Nov 08, 2018-Thursday
-°C
New Delhi
  • Humidity
    -
  • Wind
    -

40% marks of MU LLB students will depend on attendance, conduct

The new 60:40 pattern — 60% marks for theory examination and 40% for internal tests — is likely to come into effect for all students of both the courses with the current semester examinations due in winter.

mumbai Updated: Aug 26, 2018 00:52 IST
Musab Qazi
Musab Qazi
Hindustan Times
Mumbai University,law in Mumbai,law students
Mumbai University has introduced a 60:40 exam pattern for LLB students.(HT File)

As many as 40% marks of Bachelor of Legislative Law (LLB) students who have opted for the three-year and five-year courses under the University of Mumbai (MU) will depend on internal evaluation by their respective colleges.

As part of the internal examinations, the students will be evaluated on term work, participation in college activities, class tests, their attendance and conduct in the classroom.

The new 60:40 pattern — 60% marks for theory examination and 40% for internal tests — is likely to come into effect for all students of both the courses with the current semester examinations due in winter.

HT had reported that the internal tests are part of the new choice-based credit system (CBCS) curricula for law courses approved by the varsity academic council in June.

The change in examination pattern comes months after the university decided that all examinations except the final year ones of law courses will be conducted by the colleges — just like all the other undergraduate programmes.

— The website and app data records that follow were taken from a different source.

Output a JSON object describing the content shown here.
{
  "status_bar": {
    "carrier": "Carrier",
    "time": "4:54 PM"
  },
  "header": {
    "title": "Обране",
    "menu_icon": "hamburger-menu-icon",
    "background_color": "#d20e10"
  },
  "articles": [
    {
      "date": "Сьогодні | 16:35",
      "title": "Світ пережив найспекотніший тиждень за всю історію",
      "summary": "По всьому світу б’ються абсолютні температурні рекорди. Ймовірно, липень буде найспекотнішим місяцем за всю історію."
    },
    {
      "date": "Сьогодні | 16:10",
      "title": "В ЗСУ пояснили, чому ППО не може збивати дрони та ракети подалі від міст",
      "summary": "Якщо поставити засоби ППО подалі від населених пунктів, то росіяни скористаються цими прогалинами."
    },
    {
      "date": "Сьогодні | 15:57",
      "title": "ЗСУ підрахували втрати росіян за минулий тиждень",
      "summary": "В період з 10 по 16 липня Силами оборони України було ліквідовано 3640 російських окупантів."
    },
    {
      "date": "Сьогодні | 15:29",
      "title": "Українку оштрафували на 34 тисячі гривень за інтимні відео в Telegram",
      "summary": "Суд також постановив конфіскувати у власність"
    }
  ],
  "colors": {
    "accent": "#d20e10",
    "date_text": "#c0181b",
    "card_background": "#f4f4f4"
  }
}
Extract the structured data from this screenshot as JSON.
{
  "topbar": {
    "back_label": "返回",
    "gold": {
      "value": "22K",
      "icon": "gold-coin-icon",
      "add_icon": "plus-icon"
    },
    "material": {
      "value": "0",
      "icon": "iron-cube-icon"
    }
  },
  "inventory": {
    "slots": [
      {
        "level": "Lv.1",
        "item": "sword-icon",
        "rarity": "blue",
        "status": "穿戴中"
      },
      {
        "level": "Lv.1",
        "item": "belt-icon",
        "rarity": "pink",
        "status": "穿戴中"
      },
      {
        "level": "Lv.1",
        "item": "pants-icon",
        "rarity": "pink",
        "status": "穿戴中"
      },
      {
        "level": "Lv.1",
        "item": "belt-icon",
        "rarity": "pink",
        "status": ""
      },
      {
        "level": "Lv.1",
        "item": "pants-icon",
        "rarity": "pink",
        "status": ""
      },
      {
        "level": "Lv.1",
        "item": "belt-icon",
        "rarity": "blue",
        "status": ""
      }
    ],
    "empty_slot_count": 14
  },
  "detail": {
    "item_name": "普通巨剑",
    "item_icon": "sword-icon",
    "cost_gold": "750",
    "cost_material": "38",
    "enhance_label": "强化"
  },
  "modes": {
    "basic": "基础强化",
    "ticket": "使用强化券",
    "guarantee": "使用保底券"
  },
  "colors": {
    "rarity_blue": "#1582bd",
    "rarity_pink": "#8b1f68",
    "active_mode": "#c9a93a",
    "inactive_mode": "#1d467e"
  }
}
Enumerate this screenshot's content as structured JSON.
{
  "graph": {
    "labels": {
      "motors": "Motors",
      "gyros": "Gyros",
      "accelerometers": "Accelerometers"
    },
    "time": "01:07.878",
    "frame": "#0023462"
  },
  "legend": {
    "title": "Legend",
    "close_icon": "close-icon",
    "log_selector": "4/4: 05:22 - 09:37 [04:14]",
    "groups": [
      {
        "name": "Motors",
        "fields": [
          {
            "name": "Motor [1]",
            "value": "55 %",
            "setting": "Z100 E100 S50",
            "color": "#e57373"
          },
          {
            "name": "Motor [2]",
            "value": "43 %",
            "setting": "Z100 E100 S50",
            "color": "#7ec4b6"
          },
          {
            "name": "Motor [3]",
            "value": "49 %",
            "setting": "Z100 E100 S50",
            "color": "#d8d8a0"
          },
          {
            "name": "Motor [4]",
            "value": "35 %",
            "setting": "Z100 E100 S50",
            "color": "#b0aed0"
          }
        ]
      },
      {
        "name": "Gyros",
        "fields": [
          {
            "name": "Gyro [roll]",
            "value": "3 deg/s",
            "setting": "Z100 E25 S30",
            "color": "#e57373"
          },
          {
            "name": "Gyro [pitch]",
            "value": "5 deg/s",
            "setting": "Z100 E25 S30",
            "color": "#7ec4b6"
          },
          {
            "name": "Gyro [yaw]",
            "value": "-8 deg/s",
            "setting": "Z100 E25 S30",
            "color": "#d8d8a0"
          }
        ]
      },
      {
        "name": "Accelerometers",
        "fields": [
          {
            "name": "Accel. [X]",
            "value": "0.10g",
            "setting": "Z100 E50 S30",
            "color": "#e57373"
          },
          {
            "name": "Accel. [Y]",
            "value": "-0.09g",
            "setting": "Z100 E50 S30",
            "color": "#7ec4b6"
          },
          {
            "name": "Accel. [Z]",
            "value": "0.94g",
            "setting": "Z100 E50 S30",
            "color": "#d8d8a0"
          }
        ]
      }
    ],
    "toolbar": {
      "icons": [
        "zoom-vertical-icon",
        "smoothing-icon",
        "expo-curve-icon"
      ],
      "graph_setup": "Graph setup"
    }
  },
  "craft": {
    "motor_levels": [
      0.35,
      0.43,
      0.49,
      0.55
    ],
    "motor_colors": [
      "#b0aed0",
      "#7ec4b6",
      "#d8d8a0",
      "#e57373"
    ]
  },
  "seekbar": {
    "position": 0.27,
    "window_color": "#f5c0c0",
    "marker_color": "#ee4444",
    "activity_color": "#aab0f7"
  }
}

However, the question papers for the theory tests will still be provided by the university and colleges will follow the common schedule set by the varsity.

Some students said this new pattern has scope for malpractices at colleges and will deteriorate the quality of legal education.

“The 60:40 rule gives too much arbitrary and discretionary power in the hands of individual colleges which shall not only disturb the standardisation of the university, but also lead to favouritism and victimisation,” said Ashutosh Paibhale, a law student and founder and managing director, eSquareMC, an education and management consulting firm.

Students Law Council, a city-based student group, has also opposed the decision. “The appalling thing which the varsity did was, they passed the circular just before the exams,” said Sachin Pawar, president of the organisation.

First Published: Aug 26, 2018 00:50 IST